A majority of the U.S. public believes there is scientific consensus that the Earth is getting warmer because of human activity, and 80 percent support stronger laws and regulations to protect the environment. Among white evangelicals, however, just 28 percent attribute global warming to human activity, and 37 percent say there is no solid evidence to support climate change.
Thunberg became an environmental activist at age 15, when she took time off school to demonstrate outside the Swedish parliament by holding up a sign calling for stronger action to mitigate climate change. That sparked an international movement of students taking time off from class to participate in demonstrations demanding that their governments meet benchmarks of the 2016 Paris Agreement approved by the U.N. secretariat for climate change.
The United States ratified the agreement in 2016, but President Trump announced in 2017 he was withdrawing from the pact to prevent global temperatures from rising more than 2 degrees Celsius above pre-industrial levels, saying it runs contrary to the best interests of the American economy.
Right-wing pundits had a field day ridiculing the teen activist’s U.N. speech.
Fox News apologized after a guest called her mentally ill.

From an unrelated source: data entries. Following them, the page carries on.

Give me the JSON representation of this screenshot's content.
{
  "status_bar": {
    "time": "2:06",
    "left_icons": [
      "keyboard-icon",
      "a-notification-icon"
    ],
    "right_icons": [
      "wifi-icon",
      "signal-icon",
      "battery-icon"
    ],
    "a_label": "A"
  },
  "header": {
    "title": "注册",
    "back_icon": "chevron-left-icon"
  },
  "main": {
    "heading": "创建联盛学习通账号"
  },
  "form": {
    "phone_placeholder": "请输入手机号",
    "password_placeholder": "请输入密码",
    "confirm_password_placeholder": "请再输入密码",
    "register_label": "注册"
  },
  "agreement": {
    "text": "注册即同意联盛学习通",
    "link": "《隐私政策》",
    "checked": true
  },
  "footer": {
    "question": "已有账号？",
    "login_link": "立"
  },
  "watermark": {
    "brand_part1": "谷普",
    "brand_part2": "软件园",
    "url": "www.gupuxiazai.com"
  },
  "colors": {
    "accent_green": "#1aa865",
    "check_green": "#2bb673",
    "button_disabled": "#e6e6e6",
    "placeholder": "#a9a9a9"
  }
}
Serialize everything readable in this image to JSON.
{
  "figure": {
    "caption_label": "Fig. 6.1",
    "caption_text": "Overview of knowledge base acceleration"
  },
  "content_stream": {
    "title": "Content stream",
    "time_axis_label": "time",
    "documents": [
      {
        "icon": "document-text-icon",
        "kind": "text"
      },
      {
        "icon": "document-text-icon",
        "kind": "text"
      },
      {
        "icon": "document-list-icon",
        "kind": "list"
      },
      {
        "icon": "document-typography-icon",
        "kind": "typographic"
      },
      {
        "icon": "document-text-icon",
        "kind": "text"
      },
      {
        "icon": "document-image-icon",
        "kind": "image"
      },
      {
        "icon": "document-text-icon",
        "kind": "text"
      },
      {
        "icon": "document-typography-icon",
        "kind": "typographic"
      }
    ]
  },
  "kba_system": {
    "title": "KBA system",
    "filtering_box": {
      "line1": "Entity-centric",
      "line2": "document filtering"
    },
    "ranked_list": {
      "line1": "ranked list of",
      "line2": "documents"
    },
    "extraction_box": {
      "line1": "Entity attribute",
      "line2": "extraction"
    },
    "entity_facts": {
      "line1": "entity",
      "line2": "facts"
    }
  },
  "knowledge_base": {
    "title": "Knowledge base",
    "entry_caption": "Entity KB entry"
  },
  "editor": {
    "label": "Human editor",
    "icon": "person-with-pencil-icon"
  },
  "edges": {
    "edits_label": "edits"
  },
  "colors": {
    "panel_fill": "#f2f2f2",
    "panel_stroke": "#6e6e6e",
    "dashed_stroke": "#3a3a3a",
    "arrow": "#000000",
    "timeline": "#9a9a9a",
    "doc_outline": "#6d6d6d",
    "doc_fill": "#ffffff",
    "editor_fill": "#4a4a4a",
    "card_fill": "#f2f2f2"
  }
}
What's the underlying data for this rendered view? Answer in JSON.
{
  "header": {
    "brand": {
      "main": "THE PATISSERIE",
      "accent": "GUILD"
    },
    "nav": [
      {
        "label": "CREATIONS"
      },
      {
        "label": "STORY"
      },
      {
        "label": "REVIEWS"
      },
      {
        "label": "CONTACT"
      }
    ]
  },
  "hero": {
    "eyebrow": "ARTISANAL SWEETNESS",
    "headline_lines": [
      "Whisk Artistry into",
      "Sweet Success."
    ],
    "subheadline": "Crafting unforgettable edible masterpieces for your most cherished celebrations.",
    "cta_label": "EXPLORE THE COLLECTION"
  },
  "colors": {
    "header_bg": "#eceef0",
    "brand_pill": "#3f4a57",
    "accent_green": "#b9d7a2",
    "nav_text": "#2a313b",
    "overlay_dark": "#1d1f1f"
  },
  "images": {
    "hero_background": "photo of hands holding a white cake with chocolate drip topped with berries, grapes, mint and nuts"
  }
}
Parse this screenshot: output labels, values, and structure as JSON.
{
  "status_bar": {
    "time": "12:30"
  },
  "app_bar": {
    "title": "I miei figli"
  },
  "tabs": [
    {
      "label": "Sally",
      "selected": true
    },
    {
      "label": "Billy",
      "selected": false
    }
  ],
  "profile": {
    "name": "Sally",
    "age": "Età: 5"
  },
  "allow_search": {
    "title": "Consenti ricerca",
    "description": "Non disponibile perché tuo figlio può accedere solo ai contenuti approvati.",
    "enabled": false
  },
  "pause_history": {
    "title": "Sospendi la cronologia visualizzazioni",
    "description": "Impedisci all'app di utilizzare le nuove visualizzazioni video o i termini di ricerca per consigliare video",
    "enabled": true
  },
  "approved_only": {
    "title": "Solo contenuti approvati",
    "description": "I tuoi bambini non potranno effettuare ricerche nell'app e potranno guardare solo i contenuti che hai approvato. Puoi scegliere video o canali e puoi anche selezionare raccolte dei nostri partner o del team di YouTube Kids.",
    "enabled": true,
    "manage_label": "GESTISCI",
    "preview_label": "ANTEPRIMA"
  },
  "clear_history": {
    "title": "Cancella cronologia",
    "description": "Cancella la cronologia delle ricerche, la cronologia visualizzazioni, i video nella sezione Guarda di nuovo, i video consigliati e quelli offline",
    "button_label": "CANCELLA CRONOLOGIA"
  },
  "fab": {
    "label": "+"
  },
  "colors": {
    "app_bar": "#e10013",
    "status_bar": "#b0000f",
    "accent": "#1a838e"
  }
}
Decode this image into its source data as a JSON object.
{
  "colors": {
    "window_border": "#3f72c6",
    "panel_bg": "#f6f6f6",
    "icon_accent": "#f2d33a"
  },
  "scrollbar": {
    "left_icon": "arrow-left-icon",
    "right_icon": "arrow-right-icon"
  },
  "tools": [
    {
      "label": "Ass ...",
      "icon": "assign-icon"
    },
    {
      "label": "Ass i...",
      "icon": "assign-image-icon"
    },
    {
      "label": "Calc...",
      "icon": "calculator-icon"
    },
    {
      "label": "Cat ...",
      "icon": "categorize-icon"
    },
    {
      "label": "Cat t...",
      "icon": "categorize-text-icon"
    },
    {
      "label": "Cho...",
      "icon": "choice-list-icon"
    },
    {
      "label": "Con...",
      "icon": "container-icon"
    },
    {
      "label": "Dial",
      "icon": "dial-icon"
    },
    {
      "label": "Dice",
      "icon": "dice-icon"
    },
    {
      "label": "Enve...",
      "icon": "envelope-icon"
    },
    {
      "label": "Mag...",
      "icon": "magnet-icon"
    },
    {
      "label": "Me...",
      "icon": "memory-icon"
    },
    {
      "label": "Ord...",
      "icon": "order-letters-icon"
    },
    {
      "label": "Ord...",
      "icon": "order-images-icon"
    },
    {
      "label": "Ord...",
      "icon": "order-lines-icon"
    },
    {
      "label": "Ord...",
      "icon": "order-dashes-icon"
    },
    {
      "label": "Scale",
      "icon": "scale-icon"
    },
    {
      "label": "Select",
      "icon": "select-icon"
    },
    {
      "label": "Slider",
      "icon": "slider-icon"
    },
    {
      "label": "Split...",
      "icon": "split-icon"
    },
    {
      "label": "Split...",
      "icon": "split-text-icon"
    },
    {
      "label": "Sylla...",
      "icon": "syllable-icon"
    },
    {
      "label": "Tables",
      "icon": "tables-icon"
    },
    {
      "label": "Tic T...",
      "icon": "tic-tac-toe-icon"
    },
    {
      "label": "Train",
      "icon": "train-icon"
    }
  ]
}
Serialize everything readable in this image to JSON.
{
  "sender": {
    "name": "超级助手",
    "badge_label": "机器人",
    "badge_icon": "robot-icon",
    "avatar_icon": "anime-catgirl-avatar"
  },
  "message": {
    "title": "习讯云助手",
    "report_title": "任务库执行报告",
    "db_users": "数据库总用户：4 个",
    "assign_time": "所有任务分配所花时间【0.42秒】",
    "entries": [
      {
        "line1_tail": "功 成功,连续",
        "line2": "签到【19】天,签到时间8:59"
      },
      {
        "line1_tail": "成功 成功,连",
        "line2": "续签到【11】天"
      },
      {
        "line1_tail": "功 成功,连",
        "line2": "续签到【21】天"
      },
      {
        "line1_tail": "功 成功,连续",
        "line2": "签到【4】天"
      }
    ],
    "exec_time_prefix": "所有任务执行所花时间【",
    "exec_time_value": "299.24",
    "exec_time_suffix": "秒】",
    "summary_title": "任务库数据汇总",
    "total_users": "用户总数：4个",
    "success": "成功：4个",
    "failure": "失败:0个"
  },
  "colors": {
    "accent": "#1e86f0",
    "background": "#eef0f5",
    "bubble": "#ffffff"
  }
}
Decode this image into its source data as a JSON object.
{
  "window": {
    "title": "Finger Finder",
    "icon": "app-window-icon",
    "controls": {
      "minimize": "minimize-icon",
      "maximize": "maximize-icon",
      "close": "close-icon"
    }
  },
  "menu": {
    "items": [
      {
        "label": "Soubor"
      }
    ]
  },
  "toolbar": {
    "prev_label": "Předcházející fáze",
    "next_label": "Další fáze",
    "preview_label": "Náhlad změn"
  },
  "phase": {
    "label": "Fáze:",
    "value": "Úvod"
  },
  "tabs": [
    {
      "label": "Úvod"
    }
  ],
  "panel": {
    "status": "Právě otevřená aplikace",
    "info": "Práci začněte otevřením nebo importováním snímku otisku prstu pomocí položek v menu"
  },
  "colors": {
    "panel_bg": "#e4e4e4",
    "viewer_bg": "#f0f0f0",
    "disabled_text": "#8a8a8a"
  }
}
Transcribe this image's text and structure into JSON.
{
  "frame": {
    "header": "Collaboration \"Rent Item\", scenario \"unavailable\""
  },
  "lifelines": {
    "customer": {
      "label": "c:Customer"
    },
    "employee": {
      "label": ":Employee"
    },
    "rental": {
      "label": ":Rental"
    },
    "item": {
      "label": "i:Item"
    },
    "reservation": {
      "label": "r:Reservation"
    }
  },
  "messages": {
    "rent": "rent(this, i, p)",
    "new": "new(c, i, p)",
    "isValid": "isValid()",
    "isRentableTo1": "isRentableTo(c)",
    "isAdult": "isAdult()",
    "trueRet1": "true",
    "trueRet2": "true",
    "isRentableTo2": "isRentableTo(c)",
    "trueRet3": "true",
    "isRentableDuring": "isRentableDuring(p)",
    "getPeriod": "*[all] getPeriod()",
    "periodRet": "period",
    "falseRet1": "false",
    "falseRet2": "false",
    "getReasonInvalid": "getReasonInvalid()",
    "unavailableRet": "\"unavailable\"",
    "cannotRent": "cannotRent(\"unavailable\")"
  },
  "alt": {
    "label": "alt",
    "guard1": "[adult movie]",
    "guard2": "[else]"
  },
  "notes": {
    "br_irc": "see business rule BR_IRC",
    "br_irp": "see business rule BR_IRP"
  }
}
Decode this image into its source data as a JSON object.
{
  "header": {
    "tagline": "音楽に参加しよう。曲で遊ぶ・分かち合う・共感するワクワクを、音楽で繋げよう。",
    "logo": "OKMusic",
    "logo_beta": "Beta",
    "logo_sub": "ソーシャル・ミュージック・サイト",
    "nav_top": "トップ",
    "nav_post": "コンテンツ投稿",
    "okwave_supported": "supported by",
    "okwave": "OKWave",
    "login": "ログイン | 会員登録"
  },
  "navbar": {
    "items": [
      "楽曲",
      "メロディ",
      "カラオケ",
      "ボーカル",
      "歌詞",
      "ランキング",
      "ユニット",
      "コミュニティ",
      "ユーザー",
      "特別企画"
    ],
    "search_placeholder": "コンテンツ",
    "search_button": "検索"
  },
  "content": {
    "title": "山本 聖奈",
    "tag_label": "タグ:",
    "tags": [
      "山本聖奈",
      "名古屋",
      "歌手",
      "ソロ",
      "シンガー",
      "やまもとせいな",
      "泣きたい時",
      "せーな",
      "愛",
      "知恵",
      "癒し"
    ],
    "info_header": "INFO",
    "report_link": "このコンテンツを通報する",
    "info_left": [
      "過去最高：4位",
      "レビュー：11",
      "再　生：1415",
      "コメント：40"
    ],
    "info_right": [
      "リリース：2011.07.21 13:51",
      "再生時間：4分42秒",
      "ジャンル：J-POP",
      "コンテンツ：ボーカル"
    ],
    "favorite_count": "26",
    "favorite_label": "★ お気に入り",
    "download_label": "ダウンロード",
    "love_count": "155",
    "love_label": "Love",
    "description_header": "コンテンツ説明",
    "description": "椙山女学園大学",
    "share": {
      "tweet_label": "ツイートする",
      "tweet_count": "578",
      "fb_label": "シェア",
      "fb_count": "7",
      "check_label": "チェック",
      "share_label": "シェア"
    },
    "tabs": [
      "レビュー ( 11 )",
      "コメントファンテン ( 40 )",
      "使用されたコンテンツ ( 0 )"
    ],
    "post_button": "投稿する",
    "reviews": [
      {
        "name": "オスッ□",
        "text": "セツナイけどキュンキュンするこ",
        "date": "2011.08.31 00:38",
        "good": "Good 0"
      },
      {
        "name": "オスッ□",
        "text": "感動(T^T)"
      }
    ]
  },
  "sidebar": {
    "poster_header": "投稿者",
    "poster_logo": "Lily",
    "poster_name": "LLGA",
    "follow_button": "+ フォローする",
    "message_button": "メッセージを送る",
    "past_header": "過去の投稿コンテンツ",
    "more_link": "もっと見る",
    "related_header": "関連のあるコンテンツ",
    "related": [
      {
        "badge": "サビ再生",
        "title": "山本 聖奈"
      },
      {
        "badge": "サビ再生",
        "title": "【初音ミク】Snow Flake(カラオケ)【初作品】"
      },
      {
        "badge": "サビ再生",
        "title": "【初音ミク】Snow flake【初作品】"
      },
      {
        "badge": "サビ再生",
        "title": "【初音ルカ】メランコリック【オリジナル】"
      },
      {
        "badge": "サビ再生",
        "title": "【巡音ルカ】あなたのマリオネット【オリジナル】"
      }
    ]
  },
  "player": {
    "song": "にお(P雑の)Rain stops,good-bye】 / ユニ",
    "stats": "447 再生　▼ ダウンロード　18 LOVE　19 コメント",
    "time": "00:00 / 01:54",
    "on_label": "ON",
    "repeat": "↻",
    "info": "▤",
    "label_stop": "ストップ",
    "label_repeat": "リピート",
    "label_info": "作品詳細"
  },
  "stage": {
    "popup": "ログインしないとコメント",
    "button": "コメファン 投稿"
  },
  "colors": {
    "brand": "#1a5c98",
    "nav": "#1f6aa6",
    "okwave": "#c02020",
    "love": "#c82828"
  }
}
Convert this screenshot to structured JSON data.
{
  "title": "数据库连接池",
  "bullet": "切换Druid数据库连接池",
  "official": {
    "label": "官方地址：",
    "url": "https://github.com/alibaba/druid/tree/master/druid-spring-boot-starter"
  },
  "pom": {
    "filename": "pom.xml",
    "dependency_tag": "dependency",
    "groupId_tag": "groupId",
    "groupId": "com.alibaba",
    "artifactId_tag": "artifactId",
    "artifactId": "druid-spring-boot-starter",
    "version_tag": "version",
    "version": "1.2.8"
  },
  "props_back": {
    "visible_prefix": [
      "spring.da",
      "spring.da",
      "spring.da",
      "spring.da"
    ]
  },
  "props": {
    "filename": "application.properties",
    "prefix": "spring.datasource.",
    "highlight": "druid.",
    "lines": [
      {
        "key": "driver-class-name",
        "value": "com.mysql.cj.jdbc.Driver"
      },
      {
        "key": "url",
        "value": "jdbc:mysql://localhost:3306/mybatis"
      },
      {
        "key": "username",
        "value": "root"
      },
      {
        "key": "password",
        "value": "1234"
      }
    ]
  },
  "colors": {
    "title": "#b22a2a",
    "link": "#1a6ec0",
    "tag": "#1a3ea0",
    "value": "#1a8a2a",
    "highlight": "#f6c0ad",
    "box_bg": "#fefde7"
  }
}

Thunberg is diagnosed with Asperger syndrome, an autism spectrum disorder distinguished by a child’s obsessive interest in a single object or topic to the exclusion of others. She calls it her superpower.
Conservative commentator Dinesh D’Souza compared her trademark long braids and Nordic appearance to images used in Nazi propaganda. Sebastian Gorka, who served briefly in the Trump White House as an assistant to the president and strategist, found her “performance” at the U.N. “disturbingly redolent of a victim of a Maoist ‘re-education’ camp.”
President Trump tweeted sarcastically that Thunberg “seems like a very happy young girl looking forward to a bright and wonderful future.”
Thunberg appeared to take it all in stride.
“As you may have noticed, the haters are as active as ever — going after me, my looks, my clothes, my behavior and my differences,” the teen said on Twitter. “They come up with every thinkable lie and conspiracy theory.”
“I honestly don’t understand why adults would choose to spend their time mocking and threatening teenagers and children for promoting science, when they could do something good instead,” she said. “I guess they must simply feel so threatened by us.”
Trump skipped most of the U.N. presentation on climate change, focusing instead on religious persecution, an issue popular with his evangelical voter base. Jeffress, along with others, applauded the president’s decision.
“It is a remarkable thing that this president would skip a U.N. climate change summit on an imaginary problem to address the very real problem of global persecution of believers,” Jeffress said in an early morning interview on Fox & Friends Sept. 23.
“Think about it,” Jeffress said. “What president in history would have the guts to do what President Trump is doing? It’s this kind of leadership that is absolutely infuriating the president’s enemies, but it’s also energizing his base, especially his religious base of voters.”
Later in the interview Jeffress said Trump believes religious freedom is not granted by government but is a gift from God.
“The Democrats believe the great human right that transcends all others is the right to kill your own babies through abortion, and the previous administration supported that for the world,” Jeffress said. “This president says no, it’s not the murder of babies that’s a basic human right, it is religious liberty that is granted by our creator.”